WHAT THE TASK ASKS
Using the records below, filter for lines that contain the string "content" and copy them out.

(Entries from a dataset of interfaces)
Segment Open

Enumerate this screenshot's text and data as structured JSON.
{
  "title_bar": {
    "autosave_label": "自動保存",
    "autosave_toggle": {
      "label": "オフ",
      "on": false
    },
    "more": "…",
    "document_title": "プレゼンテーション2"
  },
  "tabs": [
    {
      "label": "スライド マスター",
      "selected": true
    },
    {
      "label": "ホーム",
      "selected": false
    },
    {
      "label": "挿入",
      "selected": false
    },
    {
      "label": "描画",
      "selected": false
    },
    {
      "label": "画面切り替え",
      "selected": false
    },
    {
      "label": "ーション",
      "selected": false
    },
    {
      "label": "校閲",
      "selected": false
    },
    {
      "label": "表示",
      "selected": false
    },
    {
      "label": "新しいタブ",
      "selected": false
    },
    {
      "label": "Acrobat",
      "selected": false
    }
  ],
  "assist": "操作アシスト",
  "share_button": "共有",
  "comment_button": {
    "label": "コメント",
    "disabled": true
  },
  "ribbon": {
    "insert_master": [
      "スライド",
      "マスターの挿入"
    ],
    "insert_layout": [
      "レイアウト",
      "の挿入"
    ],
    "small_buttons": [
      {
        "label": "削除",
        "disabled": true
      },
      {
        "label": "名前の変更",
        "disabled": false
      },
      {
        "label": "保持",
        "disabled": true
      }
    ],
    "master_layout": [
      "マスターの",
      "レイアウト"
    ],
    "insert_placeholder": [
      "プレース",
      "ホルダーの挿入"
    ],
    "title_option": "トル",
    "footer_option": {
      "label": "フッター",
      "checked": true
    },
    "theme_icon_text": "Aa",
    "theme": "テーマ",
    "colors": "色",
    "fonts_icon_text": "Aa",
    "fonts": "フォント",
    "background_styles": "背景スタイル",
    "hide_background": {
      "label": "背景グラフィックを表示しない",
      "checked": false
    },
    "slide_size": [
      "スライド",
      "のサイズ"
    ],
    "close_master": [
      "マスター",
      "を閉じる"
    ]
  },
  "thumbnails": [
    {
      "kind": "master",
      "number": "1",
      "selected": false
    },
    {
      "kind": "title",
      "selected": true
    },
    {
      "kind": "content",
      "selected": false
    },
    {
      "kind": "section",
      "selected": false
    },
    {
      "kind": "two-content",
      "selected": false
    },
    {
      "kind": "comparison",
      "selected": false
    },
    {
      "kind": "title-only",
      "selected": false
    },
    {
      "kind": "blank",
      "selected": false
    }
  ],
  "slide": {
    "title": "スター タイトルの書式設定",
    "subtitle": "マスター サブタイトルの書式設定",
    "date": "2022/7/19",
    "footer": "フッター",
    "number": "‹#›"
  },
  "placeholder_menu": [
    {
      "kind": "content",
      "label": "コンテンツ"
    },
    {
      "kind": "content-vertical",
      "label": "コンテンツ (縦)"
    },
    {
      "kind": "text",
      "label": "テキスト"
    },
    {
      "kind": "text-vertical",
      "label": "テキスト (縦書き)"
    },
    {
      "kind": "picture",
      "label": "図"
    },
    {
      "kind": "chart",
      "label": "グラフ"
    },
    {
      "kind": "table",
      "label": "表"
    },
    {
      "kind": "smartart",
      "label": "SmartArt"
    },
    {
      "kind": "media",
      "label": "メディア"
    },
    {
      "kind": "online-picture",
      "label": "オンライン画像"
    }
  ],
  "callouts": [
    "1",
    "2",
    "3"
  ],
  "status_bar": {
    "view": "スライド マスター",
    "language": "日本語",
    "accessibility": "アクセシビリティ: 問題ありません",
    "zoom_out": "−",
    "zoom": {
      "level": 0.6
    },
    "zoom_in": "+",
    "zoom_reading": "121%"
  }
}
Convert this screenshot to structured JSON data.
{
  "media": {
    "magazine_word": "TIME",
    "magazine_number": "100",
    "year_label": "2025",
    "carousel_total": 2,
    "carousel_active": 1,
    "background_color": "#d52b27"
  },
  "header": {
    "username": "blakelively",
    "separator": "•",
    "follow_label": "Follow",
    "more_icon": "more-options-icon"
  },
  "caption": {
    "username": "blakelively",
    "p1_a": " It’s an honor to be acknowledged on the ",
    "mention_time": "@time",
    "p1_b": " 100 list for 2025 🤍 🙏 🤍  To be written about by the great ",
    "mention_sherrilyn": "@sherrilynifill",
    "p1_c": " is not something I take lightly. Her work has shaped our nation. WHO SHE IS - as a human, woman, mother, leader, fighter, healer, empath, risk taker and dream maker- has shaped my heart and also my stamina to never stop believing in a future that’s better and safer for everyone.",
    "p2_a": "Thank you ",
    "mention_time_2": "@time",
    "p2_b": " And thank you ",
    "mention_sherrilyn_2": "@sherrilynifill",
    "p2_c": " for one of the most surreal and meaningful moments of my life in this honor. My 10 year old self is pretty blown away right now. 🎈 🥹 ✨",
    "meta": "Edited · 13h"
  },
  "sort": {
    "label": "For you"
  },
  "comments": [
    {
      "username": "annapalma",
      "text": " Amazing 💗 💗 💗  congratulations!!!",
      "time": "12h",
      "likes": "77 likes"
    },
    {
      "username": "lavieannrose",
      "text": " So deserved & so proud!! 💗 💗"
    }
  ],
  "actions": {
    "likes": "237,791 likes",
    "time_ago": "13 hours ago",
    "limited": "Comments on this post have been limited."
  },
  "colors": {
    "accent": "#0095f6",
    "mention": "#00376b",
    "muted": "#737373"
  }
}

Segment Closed

ANSWER TO THIS PROBLEM
      "kind": "content",
      "kind": "two-content",
      "kind": "content",
      "kind": "content-vertical",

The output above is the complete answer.